[Opening DATA FOR REVIEW section]

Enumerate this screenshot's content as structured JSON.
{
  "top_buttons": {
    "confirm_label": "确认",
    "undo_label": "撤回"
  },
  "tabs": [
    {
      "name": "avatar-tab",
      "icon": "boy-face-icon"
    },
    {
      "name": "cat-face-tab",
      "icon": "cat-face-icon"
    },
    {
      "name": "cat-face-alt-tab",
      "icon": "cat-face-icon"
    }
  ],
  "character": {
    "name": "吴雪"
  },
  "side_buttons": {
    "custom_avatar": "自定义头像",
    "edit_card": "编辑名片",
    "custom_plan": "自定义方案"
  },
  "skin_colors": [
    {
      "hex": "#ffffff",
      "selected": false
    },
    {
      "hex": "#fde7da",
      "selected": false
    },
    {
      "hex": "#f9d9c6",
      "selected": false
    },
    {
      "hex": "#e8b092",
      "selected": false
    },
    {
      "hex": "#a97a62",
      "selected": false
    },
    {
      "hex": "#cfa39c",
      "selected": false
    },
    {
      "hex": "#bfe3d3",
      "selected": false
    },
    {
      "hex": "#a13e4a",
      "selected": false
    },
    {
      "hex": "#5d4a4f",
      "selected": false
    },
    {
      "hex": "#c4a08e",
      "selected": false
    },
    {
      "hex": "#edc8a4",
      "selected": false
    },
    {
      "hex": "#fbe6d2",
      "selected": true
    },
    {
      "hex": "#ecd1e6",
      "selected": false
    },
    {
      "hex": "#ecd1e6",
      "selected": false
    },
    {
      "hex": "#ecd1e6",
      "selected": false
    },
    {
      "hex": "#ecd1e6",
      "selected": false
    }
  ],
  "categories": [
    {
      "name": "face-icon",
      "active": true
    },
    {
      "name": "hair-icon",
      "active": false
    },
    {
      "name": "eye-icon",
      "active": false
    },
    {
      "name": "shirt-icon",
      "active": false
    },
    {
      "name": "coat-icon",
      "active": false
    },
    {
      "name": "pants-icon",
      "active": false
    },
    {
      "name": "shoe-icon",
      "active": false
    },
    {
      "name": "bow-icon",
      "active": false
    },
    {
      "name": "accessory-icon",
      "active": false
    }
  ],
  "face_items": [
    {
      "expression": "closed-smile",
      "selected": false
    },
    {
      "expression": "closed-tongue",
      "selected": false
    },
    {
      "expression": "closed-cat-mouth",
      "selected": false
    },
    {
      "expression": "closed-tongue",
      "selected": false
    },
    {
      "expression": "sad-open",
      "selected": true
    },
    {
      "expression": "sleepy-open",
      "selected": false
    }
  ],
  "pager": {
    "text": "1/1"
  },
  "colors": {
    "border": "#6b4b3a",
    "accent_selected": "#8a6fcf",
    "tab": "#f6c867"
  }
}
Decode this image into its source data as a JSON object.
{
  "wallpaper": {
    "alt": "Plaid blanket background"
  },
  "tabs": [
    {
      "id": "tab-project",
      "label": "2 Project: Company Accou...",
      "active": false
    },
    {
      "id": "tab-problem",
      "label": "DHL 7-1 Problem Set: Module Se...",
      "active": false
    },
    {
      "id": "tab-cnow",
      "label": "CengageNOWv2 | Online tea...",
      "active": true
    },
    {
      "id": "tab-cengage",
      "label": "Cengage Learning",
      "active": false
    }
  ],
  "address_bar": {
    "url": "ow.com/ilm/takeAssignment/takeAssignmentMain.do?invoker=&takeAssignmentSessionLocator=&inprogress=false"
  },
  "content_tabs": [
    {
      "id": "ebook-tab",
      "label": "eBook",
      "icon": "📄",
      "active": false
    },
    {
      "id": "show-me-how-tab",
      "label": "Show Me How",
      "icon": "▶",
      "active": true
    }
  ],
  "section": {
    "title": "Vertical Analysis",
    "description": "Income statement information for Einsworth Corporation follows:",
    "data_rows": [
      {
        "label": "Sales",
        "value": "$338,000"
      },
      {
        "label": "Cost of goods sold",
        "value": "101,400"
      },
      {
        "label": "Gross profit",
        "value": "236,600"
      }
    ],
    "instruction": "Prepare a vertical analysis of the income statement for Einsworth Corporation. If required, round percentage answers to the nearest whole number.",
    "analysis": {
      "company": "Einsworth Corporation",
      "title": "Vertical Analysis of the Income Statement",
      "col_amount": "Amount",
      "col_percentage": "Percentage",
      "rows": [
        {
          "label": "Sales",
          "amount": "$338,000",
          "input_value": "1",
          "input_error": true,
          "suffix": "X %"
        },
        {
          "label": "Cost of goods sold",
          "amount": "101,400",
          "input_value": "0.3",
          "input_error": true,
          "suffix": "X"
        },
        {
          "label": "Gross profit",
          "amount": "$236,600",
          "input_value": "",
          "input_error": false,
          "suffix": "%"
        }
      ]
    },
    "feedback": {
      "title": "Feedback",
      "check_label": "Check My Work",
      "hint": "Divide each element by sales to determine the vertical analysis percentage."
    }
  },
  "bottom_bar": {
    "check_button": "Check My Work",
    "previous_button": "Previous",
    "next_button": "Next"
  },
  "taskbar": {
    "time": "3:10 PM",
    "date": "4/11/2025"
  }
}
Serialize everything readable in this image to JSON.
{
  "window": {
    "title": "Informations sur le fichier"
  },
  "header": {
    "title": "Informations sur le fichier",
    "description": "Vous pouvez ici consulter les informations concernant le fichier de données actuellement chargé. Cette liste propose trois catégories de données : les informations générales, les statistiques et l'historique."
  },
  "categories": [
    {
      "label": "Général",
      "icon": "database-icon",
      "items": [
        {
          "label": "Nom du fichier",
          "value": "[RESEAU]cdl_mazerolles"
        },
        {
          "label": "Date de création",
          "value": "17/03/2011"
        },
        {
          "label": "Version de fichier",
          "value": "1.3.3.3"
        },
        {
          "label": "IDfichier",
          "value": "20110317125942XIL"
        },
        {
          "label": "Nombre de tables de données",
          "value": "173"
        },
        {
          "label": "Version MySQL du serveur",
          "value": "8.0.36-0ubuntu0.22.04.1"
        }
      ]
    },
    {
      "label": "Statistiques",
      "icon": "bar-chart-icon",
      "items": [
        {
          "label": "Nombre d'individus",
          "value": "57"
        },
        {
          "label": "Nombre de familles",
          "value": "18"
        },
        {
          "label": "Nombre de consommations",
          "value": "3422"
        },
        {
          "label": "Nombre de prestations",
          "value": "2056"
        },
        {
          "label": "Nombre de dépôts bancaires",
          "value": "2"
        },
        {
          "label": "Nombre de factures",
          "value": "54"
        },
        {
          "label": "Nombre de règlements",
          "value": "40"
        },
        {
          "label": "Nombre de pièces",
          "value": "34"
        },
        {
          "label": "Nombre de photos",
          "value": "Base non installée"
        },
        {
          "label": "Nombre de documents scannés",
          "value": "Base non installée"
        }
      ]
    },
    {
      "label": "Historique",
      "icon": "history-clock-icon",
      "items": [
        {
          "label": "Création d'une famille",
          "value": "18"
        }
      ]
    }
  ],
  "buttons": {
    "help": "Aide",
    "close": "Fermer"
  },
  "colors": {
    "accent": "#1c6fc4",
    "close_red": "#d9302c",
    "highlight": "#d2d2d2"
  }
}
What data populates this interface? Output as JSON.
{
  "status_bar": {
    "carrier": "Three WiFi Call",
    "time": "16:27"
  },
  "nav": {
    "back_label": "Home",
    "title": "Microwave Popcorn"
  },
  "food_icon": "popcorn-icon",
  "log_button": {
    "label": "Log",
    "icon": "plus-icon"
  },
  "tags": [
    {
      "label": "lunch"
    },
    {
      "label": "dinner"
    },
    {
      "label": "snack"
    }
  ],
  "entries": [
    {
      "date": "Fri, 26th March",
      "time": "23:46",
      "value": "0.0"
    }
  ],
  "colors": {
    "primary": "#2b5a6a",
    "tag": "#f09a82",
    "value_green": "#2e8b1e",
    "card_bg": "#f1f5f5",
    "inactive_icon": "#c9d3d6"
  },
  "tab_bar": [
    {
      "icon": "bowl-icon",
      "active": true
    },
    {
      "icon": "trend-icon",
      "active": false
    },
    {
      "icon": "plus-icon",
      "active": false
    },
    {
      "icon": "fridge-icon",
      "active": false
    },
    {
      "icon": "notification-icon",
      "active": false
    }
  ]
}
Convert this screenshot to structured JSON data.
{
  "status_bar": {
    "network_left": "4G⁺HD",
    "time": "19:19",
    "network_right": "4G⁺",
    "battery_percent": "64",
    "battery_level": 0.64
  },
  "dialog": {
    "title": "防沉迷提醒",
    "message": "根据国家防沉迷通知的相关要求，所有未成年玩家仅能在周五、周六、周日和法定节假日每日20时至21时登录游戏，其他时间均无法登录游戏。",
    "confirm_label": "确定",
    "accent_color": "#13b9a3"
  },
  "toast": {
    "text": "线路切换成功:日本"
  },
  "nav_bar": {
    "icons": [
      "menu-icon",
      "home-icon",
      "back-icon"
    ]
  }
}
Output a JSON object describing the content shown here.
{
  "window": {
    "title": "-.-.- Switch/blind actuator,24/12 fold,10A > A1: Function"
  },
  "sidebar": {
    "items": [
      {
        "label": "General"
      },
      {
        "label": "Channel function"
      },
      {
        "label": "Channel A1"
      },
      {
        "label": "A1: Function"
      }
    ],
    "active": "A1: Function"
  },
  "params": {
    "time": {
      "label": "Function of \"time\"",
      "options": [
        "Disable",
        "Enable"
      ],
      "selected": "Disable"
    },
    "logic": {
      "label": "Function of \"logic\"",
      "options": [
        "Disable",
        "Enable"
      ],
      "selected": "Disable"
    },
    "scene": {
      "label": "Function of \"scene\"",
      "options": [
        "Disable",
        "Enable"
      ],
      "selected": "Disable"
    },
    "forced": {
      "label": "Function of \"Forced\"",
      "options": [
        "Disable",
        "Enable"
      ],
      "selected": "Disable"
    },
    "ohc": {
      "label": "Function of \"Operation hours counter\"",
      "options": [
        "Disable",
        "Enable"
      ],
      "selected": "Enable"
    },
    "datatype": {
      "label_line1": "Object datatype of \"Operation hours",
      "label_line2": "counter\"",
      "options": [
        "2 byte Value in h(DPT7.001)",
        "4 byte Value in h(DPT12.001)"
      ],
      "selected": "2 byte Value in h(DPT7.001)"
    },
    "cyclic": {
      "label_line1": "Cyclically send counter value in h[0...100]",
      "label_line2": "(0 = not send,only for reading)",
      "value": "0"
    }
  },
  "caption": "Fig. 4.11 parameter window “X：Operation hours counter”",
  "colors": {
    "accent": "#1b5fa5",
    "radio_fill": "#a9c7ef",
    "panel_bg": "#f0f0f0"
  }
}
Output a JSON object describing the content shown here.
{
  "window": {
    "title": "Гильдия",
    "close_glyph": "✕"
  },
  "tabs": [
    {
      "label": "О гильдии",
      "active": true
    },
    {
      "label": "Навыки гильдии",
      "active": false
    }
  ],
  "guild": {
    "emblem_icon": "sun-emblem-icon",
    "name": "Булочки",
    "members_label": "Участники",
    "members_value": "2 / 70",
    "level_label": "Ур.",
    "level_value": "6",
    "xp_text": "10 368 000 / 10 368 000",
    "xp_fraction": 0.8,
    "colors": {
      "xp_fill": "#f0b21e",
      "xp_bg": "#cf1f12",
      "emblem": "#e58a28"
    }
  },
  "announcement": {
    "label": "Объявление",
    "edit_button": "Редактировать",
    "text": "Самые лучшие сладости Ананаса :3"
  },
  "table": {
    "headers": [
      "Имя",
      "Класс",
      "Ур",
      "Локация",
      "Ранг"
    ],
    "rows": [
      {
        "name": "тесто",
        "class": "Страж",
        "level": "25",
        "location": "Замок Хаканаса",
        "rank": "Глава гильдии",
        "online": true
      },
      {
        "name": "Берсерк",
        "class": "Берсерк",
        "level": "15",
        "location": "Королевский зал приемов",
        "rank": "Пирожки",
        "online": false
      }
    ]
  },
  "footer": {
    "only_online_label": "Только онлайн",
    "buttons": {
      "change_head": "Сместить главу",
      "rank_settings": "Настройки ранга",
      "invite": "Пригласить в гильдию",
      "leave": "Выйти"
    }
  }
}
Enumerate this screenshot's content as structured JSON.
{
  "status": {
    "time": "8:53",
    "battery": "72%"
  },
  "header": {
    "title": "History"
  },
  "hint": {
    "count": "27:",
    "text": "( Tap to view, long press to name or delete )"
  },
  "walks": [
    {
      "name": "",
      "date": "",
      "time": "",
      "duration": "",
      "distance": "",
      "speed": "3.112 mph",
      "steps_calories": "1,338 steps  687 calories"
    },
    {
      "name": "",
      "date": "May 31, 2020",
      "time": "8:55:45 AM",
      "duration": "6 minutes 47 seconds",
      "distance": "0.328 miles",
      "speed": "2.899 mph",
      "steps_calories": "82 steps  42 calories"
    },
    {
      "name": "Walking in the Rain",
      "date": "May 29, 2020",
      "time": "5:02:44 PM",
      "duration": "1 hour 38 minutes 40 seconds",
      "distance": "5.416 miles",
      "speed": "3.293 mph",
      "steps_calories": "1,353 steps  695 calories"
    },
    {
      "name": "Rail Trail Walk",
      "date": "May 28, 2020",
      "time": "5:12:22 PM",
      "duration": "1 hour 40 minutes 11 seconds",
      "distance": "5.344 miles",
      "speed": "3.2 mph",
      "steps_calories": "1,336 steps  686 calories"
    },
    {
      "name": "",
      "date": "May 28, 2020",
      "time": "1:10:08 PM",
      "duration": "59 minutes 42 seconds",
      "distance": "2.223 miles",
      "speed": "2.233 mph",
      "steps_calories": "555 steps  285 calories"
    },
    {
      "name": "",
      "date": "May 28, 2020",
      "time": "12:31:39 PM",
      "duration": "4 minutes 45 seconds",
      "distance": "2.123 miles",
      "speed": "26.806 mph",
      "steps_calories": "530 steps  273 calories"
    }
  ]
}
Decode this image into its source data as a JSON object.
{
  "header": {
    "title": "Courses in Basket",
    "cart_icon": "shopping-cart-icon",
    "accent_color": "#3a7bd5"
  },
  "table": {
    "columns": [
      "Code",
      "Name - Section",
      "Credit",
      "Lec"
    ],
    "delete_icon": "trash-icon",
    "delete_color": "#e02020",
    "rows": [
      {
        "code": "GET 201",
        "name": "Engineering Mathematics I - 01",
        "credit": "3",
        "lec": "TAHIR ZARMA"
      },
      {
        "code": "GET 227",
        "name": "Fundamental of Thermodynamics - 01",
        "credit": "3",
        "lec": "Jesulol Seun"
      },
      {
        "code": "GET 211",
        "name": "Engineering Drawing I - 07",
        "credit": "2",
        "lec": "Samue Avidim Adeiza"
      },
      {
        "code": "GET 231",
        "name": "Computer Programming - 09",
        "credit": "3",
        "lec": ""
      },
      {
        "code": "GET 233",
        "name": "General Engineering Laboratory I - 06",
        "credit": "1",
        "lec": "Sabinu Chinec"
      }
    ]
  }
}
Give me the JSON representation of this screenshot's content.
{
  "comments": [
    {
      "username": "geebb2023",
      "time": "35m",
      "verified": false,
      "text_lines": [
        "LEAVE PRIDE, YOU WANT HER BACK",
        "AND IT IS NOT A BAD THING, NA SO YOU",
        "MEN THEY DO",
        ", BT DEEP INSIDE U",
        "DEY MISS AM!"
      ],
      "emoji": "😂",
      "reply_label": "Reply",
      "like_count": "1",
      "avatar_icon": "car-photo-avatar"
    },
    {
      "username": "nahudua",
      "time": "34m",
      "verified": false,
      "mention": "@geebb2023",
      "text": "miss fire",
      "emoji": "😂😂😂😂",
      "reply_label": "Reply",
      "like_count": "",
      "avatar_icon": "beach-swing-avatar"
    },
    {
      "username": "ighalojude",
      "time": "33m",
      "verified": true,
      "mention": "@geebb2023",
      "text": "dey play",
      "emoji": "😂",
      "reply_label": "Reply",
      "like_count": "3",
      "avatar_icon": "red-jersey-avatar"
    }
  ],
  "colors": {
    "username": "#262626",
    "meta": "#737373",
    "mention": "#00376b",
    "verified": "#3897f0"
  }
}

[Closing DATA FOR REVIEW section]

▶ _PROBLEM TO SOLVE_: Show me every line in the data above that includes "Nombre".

▶ _EXERCISE RESULT_:
          "label": "Nombre de tables de données",
          "label": "Nombre d'individus",
          "label": "Nombre de familles",
          "label": "Nombre de consommations",
          "label": "Nombre de prestations",
          "label": "Nombre de dépôts bancaires",
          "label": "Nombre de factures",
          "label": "Nombre de règlements",
          "label": "Nombre de pièces",
          "label": "Nombre de photos",
          "label": "Nombre de documents scannés",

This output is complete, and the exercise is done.